Is demography destiny?

Europe reached a his­toric turn­ing point in 1998. The pop­u­la­tion expand­ed to 728 mil­lion and then, for the first time in cen­turies, stopped grow­ing. Accord­ing to pro­jec­tions Europe will be the only con­ti­nent in the com­ing cen­turies which is effec­tive­ly becom­ing emp­ti­er. This devel­op­ment pro­vokes wild­ly dif­fer­ent reac­tions. Some rave about full employ­ment and paint a future of small­er class­es, more park­ing spaces, few­er traf­fic jams and short­er queues. Some also hope that this will send out an impor­tant sig­nal to those coun­tries whose pop­u­la­tions are still rapid­ly expand­ing. Oth­ers fear that a shrink­ing num­ber of tax-pay­ers will neces­si­tate a less gen­er­ous state and lead to ris­ing pover­ty. Pre­dic­tions of depre­ci­at­ing human cap­i­tal, ris­ing pub­lic debt and col­laps­ing social-secu­ri­ty sys­tems pro­vokes anxiety.

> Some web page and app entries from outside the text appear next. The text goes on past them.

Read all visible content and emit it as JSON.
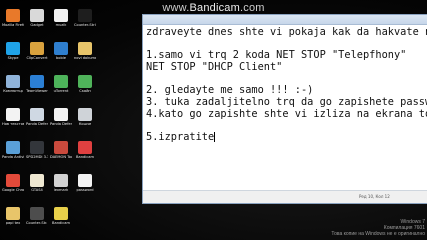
{
  "watermark": {
    "prefix": "www.",
    "brand": "Bandicam",
    "suffix": ".com"
  },
  "desktop_icons": [
    {
      "label": "Mozilla Firefox",
      "color": "#e8792a",
      "col": 0,
      "row": 0
    },
    {
      "label": "Skype",
      "color": "#1fa3e8",
      "col": 0,
      "row": 1
    },
    {
      "label": "Компютър",
      "color": "#8fb3d9",
      "col": 0,
      "row": 2
    },
    {
      "label": "Нов текстов документ",
      "color": "#f3f3f3",
      "col": 0,
      "row": 3
    },
    {
      "label": "Panda Antivirus Pro",
      "color": "#5aa0d8",
      "col": 0,
      "row": 4
    },
    {
      "label": "Google Chrome",
      "color": "#e34a3a",
      "col": 0,
      "row": 5
    },
    {
      "label": "papi tex",
      "color": "#e8c56a",
      "col": 0,
      "row": 6
    },
    {
      "label": "Gadget",
      "color": "#d9d9d9",
      "col": 1,
      "row": 0
    },
    {
      "label": "ClipConvert",
      "color": "#d9a23e",
      "col": 1,
      "row": 1
    },
    {
      "label": "TeamViewer",
      "color": "#2b7fd4",
      "col": 1,
      "row": 2
    },
    {
      "label": "Panda Defense",
      "color": "#cfd8e3",
      "col": 1,
      "row": 3
    },
    {
      "label": "SPD2MDI 3.3 .",
      "color": "#33363b",
      "col": 1,
      "row": 4
    },
    {
      "label": "GTAS4",
      "color": "#efe8d2",
      "col": 1,
      "row": 5
    },
    {
      "label": "Counter-Str. 1.6",
      "color": "#4d4d4d",
      "col": 1,
      "row": 6
    },
    {
      "label": "muzik",
      "color": "#f1f1f1",
      "col": 2,
      "row": 0
    },
    {
      "label": "bobie",
      "color": "#2f7fcf",
      "col": 2,
      "row": 1
    },
    {
      "label": "uTorrent",
      "color": "#4db35a",
      "col": 2,
      "row": 2
    },
    {
      "label": "Panda Defense",
      "color": "#f3f3f3",
      "col": 2,
      "row": 3
    },
    {
      "label": "DAEMON Tools Ultra",
      "color": "#c94a3d",
      "col": 2,
      "row": 4
    },
    {
      "label": "lexmark",
      "color": "#d2d2d2",
      "col": 2,
      "row": 5
    },
    {
      "label": "Bandicam",
      "color": "#e8d04a",
      "col": 2,
      "row": 6
    },
    {
      "label": "Counter-Strike Source",
      "color": "#1e1e1e",
      "col": 3,
      "row": 0
    },
    {
      "label": "novi dokument",
      "color": "#e8c56a",
      "col": 3,
      "row": 1
    },
    {
      "label": "Скайп",
      "color": "#4fb35a",
      "col": 3,
      "row": 2
    },
    {
      "label": "Кошче",
      "color": "#cfd3d8",
      "col": 3,
      "row": 3
    },
    {
      "label": "Bandicam",
      "color": "#e04040",
      "col": 3,
      "row": 4
    },
    {
      "label": "password",
      "color": "#f3f3f3",
      "col": 3,
      "row": 5
    }
  ],
  "editor": {
    "lines": [
      "zdraveyte dnes shte vi pokaja kak da hakvate n",
      "",
      "1.samo vi trq 2 koda NET STOP \"Telepfhony\"",
      "NET STOP \"DHCP Client\"",
      "",
      "2. gledayte me samo !!! :-)",
      "3. tuka zadaljitelno trq da go zapishete passw",
      "4.kato go zapishte shte vi izliza na ekrana to",
      "",
      "5.izpratite"
    ],
    "status_position": "Ред 10, Кол 12"
  },
  "windows_text": [
    "Windows 7",
    "Компилация 7601",
    "Това копие на Windows не е оригинално"
  ]
}
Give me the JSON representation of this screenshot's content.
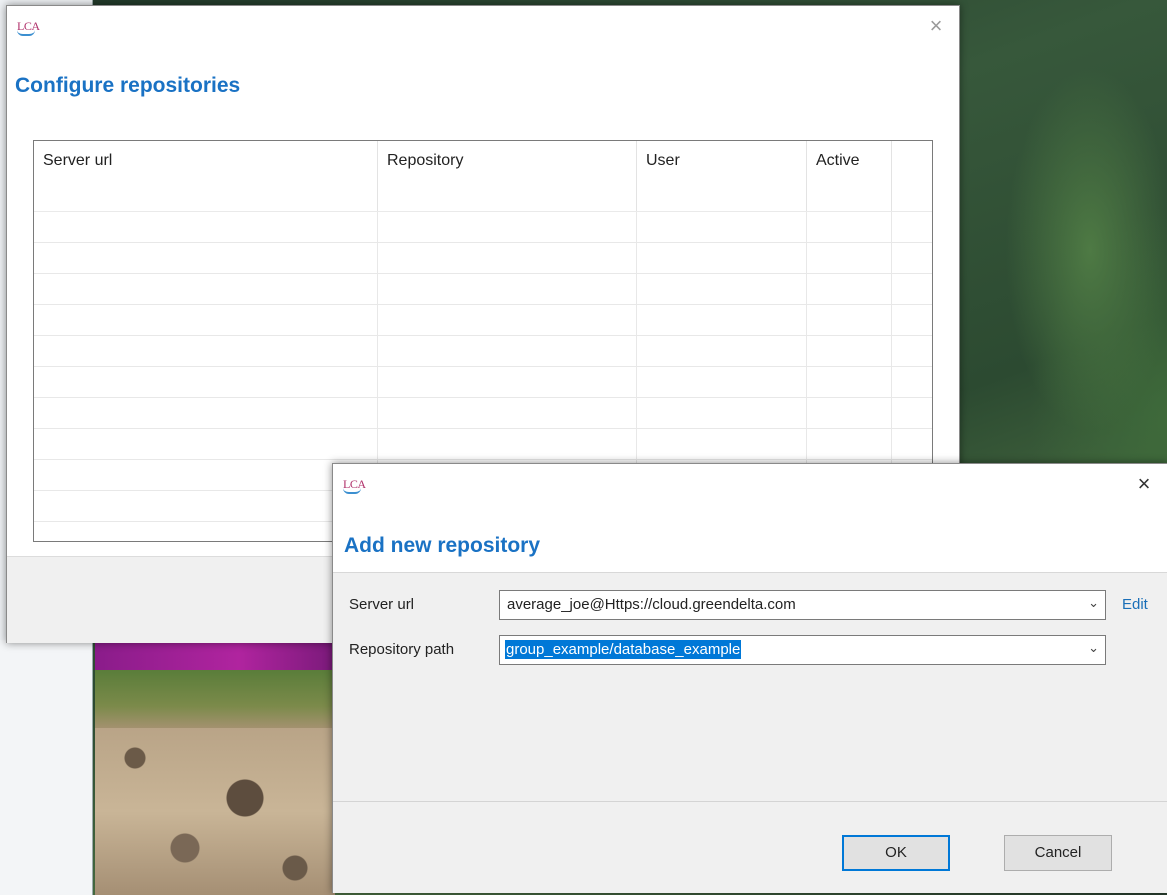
{
  "configure_dialog": {
    "app_icon_text": "LCA",
    "close_glyph": "×",
    "title": "Configure repositories",
    "table": {
      "columns": [
        "Server url",
        "Repository",
        "User",
        "Active"
      ],
      "rows": []
    }
  },
  "add_dialog": {
    "app_icon_text": "LCA",
    "close_glyph": "×",
    "title": "Add new repository",
    "server_url": {
      "label": "Server url",
      "value": "average_joe@Https://cloud.greendelta.com",
      "edit_label": "Edit"
    },
    "repository_path": {
      "label": "Repository path",
      "value": "group_example/database_example"
    },
    "ok_label": "OK",
    "cancel_label": "Cancel"
  },
  "icons": {
    "dropdown": "chevron-down-icon",
    "close": "close-icon",
    "app": "lca-app-icon"
  },
  "colors": {
    "accent_title": "#1a72c4",
    "selection": "#0078d7",
    "link": "#1a6fb8"
  }
}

Demographic change and intergenerational justice

There are many indi­ca­tions that this demo­graph­ic change will strain the pub­lic finances, lead to prob­lems for the social secu­ri­ty sys­tem and cause pub­lic debt to increase. The envi­ron­ment should, how­ev­er, ben­e­fit from a shrink­ing pop­u­la­tion (although this is not nec­es­sar­i­ly the case if peo­ple live longer). The loss of bio­di­ver­si­ty and the flood­ing and ero­sion prob­lems caused by too few trees and too many paved sur­faces might be eased by a shrink­ing pop­u­la­tion in any case, even if a population’s life-style and resource con­sump­tion has a much greater effect on the envi­ron­ment than its raw size.



Demo­graph­ic change is already well under way. In the short to medi­um-term strate­gies will cer­tain­ly be need­ed to make the most of the pos­i­tive aspects and to min­imise the neg­a­tive ones as much as possible.

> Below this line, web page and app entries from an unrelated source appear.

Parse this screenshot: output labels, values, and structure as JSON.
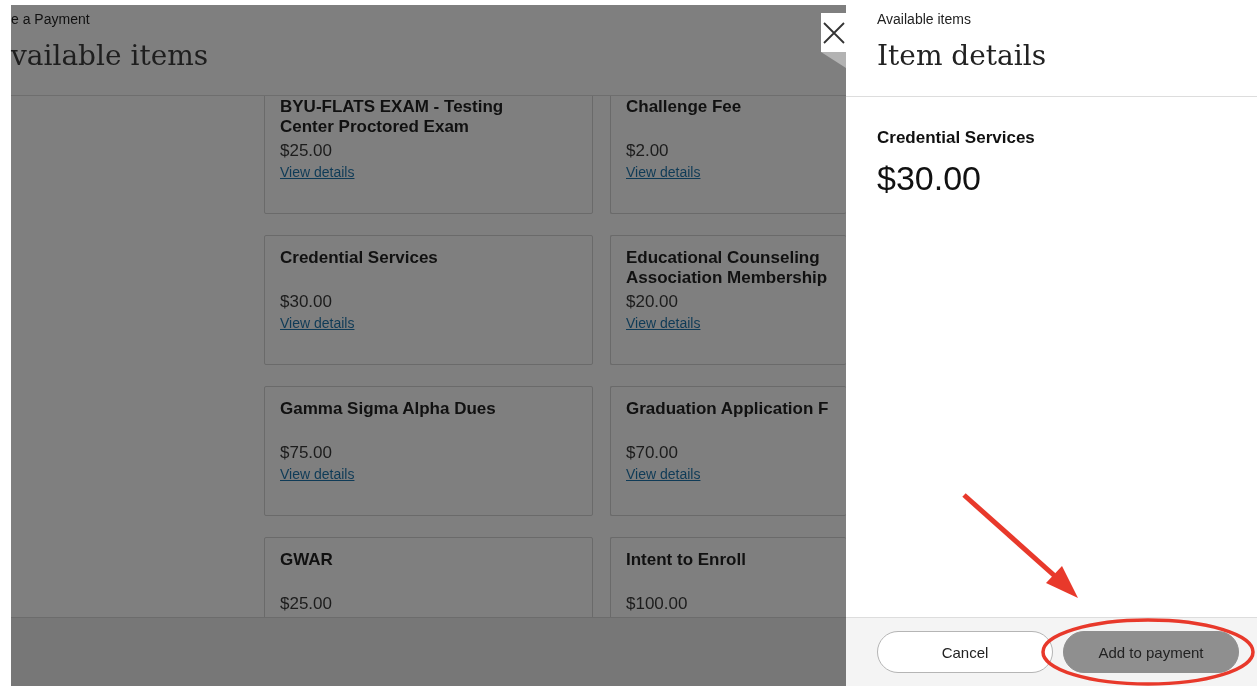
{
  "page": {
    "breadcrumb": "e a Payment",
    "title": "vailable items"
  },
  "items": [
    {
      "name": "BYU-FLATS EXAM - Testing Center Proctored Exam",
      "price": "$25.00",
      "link": "View details"
    },
    {
      "name": "Challenge Fee",
      "price": "$2.00",
      "link": "View details"
    },
    {
      "name": "Credential Services",
      "price": "$30.00",
      "link": "View details"
    },
    {
      "name": "Educational Counseling Association Membership",
      "price": "$20.00",
      "link": "View details"
    },
    {
      "name": "Gamma Sigma Alpha Dues",
      "price": "$75.00",
      "link": "View details"
    },
    {
      "name": "Graduation Application F",
      "price": "$70.00",
      "link": "View details"
    },
    {
      "name": "GWAR",
      "price": "$25.00"
    },
    {
      "name": "Intent to Enroll",
      "price": "$100.00"
    }
  ],
  "panel": {
    "breadcrumb": "Available items",
    "title": "Item details",
    "item_name": "Credential Services",
    "price": "$30.00",
    "buttons": [
      {
        "label": "Cancel",
        "kind": "secondary"
      },
      {
        "label": "Add to payment",
        "kind": "primary"
      }
    ]
  }
}
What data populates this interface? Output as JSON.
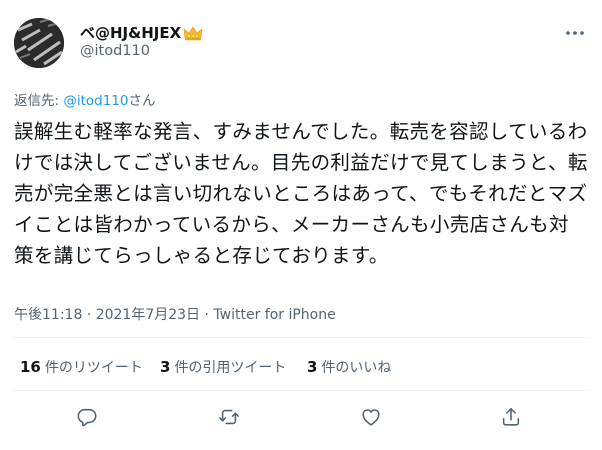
{
  "author": {
    "display_name": "ベ@HJ&HJEX",
    "handle": "@itod110"
  },
  "reply": {
    "prefix": "返信先: ",
    "mention": "@itod110",
    "suffix": "さん"
  },
  "tweet": {
    "text": "誤解生む軽率な発言、すみませんでした。転売を容認しているわけでは決してございません。目先の利益だけで見てしまうと、転売が完全悪とは言い切れないところはあって、でもそれだとマズイことは皆わかっているから、メーカーさんも小売店さんも対策を講じてらっしゃると存じております。",
    "meta": "午後11:18 · 2021年7月23日 · Twitter for iPhone"
  },
  "stats": {
    "retweets_count": "16",
    "retweets_label": "件のリツイート",
    "quotes_count": "3",
    "quotes_label": "件の引用ツイート",
    "likes_count": "3",
    "likes_label": "件のいいね"
  },
  "icons": {
    "more": "more-icon",
    "reply": "reply-icon",
    "retweet": "retweet-icon",
    "like": "like-icon",
    "share": "share-icon",
    "badge": "crown-icon"
  },
  "colors": {
    "link": "#1d9bf0",
    "secondary": "#536471",
    "badge": "#f5b72c"
  }
}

It will prob­a­bly make sense to de-cen­tralise pub­lic util­i­ties and ameneties as much as pos­si­ble, set­ting them up to serve a small­er num­ber of peo­ple who may be spread over a wider area. Con­struct­ed wet­lands could deal with sewage and waste water of rel­a­tive­ly small set­tle­ments in a clean, green and pleas­ant way, munic­i­pal taxis could make more sense than big busses and emty gyms could serve as show­rooms. Shrink­age is not nec­es­sar­i­ly bad.

Demog­ra­phers point out that lag-effects (“pop­u­la­tion momen­tum”) mean that shrink­ing pop­u­la­tions are unavoid­able in the devel­oped nations of the world, at least in the near term. Mea­sures tak­en now could only start arrest­ing the decline after around 2050. Her­wig Birg has cal­cu­lat­ed that the pop­u­la­tion of Ger­many would only stop shrink­ing by around 2080 if the fer­til­i­ty rate reached the replace­ment rate (the rate at which the pop­u­la­tion size remains sta­ble) by 2030. Even if 150,000 young peo­ple migrat­ed into Ger­many every year the pop­u­la­tion would car­ry on shrink­ing until 2068. Pop­u­la­tions are like tanker-ships: they take a long time to steer.

If Ger­many is to be, say, around 70 mil­lion strong then the birth rate needs to rise as soon as pos­si­ble and not just when the pop­u­la­tion has shrunk to this size. That would be about 30 years after mid­night, so to speak.

Deaths have exceed­ed births in Ger­many since 1972. Only immi­gra­tion has pre­vent­ed the pop­u­la­tion shrink­ing in the mean­time. Since it is hoped that immi­gra­tion will help plug the gap in the com­ing decades it makes sense to devel­op poli­cies which pro­mote man­aged immi­gra­tion and integration.